### Exercise
For each line below that contains the string "JSON", copy that line.

### Listed records
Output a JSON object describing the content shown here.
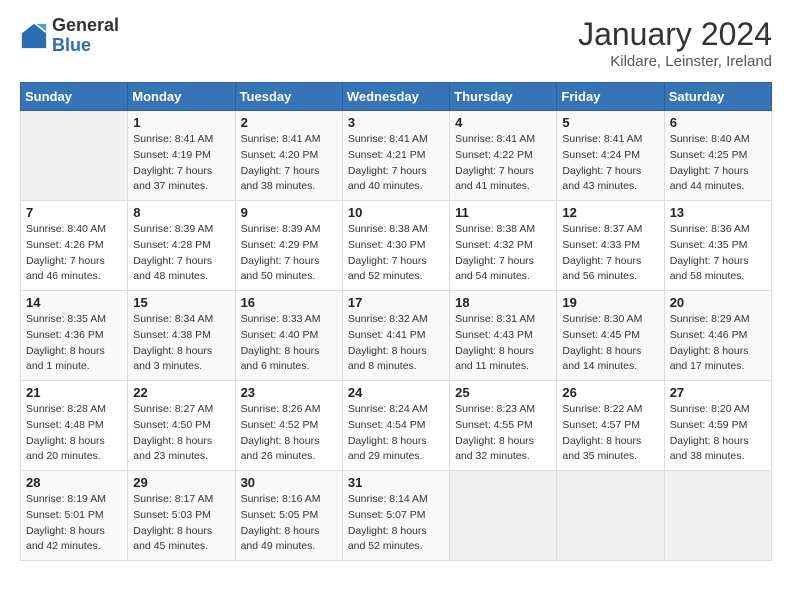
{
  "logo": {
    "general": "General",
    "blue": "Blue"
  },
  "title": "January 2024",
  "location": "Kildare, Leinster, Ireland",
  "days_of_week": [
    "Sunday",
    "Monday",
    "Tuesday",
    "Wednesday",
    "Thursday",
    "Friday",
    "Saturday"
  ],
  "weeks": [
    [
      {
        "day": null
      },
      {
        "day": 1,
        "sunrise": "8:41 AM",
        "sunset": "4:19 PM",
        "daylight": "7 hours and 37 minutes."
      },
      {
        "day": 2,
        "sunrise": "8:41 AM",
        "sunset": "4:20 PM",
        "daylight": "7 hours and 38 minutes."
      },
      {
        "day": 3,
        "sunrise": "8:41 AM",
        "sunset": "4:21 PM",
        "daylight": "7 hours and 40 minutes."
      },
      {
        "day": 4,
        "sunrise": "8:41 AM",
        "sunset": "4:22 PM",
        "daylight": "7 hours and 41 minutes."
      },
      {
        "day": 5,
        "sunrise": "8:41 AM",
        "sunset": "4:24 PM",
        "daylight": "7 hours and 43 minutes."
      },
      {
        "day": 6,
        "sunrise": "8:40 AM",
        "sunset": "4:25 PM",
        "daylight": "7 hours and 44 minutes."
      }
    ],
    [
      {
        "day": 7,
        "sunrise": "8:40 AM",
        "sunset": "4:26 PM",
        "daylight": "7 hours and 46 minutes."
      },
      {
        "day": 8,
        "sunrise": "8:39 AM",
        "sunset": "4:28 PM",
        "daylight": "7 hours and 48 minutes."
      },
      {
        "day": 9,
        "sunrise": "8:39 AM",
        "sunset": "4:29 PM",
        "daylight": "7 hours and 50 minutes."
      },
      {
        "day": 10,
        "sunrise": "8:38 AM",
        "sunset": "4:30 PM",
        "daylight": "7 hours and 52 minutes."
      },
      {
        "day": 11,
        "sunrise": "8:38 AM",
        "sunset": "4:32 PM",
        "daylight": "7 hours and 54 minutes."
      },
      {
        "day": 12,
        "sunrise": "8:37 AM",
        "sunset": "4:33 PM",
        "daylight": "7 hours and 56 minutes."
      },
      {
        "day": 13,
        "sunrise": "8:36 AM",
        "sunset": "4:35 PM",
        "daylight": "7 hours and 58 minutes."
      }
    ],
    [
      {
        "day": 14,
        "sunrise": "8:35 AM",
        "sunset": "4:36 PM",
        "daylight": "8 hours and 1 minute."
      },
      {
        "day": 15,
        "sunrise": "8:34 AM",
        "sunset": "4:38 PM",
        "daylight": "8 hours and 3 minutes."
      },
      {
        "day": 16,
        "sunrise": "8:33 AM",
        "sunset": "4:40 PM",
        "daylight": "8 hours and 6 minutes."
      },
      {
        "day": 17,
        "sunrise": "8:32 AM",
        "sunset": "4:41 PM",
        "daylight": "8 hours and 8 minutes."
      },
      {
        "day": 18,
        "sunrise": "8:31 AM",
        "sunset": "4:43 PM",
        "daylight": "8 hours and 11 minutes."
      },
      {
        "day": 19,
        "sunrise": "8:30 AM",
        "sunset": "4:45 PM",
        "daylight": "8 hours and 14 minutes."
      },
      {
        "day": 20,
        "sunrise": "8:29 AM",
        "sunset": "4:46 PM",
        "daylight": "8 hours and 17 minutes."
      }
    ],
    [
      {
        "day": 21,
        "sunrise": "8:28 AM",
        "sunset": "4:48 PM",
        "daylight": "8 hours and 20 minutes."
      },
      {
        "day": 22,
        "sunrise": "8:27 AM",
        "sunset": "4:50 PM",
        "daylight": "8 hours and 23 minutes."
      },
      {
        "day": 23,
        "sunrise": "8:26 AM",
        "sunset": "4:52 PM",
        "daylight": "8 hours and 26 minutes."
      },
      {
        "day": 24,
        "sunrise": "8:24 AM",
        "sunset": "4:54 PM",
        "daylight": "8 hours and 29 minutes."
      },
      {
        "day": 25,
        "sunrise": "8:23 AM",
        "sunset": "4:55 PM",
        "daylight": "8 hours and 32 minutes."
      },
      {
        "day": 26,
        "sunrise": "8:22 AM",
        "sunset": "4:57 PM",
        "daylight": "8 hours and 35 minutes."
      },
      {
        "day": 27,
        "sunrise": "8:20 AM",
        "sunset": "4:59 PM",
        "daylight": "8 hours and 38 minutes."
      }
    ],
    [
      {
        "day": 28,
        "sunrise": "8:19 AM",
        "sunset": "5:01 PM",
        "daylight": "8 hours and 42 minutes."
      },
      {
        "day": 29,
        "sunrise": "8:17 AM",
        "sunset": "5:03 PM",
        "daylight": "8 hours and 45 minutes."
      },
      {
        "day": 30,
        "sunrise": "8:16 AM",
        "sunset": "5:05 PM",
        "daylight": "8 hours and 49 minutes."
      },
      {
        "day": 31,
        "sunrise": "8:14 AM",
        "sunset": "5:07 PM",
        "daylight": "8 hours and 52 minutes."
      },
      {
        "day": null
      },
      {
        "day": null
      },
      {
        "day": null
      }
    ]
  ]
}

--

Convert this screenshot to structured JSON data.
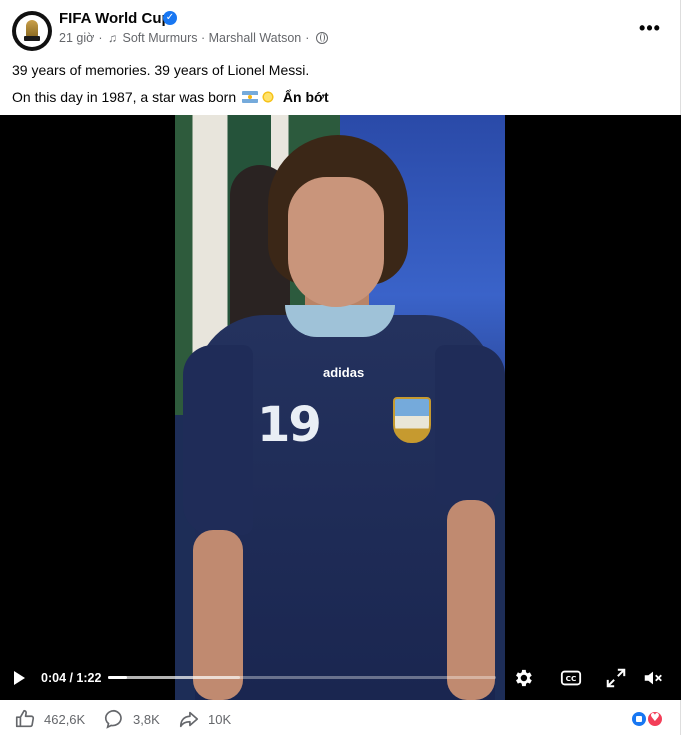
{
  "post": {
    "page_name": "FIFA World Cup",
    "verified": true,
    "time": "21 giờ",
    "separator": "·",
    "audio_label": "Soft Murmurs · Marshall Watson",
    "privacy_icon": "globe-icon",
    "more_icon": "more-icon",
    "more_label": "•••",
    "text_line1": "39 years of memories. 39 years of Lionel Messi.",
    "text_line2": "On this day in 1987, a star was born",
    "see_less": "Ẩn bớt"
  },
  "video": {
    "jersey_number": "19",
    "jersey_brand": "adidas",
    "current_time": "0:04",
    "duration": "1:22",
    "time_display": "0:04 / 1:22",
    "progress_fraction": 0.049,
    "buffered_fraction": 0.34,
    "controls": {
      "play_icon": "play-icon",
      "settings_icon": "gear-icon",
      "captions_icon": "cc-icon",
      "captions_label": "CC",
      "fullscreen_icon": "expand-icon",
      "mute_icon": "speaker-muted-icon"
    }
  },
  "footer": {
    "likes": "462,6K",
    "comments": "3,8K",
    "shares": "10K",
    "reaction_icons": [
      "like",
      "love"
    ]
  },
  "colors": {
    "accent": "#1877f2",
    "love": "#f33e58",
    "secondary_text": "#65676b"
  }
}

### Result of the exercise
Output a JSON object describing the content shown here.
Convert this screenshot to structured JSON data.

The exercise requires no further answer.